(Items from a data source)

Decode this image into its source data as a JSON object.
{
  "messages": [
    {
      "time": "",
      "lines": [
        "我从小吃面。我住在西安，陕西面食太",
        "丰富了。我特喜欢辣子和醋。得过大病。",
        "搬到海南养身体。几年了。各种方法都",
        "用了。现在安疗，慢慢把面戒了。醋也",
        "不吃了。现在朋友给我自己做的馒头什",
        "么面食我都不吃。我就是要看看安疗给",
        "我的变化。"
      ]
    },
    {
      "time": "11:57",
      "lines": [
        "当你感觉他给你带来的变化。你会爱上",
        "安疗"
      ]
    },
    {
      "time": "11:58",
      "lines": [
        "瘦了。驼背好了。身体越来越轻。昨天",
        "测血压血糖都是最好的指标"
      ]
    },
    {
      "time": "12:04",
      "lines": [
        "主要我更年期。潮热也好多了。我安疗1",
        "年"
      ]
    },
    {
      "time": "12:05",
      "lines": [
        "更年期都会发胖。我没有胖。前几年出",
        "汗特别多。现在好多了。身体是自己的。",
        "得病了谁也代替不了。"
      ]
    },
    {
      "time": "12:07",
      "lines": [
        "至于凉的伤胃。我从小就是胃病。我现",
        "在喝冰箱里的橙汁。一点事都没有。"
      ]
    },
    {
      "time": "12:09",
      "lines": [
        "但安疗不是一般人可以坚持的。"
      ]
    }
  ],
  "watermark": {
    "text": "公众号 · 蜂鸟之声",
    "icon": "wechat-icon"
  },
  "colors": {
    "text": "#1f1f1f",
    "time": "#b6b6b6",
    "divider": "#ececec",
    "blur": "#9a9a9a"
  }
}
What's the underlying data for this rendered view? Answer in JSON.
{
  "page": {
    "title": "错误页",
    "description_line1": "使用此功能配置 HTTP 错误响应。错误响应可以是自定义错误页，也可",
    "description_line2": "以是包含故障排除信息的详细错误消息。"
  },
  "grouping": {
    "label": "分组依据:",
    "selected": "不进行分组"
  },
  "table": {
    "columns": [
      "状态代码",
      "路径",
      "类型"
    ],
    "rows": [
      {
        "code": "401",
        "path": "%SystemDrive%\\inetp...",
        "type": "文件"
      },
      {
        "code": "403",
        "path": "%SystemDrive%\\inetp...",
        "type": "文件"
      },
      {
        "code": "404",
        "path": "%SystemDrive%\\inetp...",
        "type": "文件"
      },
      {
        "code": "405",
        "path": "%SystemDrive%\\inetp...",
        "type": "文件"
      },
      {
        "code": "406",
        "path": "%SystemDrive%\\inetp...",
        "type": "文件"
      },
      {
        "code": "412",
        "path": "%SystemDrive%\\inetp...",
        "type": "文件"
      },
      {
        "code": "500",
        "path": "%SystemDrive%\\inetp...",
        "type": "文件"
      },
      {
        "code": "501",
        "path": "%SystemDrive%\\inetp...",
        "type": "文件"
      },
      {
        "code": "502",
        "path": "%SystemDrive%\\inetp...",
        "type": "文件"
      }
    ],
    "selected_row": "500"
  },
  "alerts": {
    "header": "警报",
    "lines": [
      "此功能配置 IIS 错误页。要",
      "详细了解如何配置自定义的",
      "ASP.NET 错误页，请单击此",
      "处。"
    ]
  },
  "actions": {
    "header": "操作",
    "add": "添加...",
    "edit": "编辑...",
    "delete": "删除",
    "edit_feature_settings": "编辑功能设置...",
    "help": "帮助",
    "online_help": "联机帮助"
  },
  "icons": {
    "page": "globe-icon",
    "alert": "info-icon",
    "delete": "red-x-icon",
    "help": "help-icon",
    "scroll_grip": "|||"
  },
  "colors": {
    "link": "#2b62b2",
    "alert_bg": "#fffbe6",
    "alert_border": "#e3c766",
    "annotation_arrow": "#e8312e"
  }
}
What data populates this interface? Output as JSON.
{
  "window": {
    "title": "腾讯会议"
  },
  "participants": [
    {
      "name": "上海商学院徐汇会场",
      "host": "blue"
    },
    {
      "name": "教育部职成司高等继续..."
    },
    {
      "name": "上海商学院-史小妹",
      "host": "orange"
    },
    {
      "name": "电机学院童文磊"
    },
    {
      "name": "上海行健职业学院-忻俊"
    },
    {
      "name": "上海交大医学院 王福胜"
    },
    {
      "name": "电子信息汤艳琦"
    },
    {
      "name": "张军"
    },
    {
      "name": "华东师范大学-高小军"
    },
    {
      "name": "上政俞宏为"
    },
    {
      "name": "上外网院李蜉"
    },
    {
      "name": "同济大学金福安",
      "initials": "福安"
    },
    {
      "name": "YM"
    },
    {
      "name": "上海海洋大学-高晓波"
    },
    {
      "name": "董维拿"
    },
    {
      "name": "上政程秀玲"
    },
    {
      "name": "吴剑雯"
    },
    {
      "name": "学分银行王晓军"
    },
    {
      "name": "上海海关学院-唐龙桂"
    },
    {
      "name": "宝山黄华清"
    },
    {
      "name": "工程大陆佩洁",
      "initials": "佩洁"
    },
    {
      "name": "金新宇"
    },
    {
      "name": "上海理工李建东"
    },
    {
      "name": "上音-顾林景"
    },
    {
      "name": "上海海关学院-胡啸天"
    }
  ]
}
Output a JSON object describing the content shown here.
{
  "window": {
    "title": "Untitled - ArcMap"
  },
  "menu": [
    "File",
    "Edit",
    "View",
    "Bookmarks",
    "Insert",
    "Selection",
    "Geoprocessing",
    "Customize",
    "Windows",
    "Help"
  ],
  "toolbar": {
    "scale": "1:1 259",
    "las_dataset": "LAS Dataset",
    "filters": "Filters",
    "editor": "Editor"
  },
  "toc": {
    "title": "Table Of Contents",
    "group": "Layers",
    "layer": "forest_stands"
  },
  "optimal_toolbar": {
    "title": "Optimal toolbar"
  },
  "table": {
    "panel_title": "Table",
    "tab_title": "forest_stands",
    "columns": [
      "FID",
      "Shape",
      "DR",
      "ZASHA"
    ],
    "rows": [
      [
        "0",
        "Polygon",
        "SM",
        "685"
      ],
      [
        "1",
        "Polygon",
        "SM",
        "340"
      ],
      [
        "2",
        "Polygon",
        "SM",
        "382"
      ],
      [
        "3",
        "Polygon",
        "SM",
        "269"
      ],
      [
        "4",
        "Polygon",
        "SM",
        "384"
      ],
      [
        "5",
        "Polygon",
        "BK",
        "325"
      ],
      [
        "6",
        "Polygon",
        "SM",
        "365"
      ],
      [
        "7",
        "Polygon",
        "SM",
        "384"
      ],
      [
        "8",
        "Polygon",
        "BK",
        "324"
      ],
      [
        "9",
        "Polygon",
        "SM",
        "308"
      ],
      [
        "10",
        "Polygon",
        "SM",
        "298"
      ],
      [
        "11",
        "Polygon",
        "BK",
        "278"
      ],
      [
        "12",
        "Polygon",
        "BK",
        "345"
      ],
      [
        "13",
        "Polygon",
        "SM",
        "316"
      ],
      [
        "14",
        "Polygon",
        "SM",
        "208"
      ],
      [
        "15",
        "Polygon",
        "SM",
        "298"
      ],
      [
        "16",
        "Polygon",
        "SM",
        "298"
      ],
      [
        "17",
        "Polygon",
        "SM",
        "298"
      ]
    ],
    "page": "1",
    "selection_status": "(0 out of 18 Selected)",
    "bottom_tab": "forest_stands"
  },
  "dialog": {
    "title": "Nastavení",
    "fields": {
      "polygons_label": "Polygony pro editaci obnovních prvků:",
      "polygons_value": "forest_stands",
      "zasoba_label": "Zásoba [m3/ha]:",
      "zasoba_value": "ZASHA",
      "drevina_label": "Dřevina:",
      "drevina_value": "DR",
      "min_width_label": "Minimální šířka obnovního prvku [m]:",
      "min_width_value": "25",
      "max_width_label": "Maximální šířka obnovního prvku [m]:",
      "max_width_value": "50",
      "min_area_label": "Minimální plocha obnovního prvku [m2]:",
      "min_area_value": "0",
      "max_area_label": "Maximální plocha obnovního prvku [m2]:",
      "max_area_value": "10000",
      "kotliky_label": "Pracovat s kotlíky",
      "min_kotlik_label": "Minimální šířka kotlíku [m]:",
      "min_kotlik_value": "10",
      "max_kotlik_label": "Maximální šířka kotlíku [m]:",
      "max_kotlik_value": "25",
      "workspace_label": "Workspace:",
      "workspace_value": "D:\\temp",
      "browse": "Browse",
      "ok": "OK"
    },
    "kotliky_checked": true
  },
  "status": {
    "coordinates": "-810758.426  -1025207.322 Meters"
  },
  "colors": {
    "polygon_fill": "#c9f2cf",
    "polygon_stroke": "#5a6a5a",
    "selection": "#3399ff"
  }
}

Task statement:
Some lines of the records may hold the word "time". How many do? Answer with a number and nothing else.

The answer:
8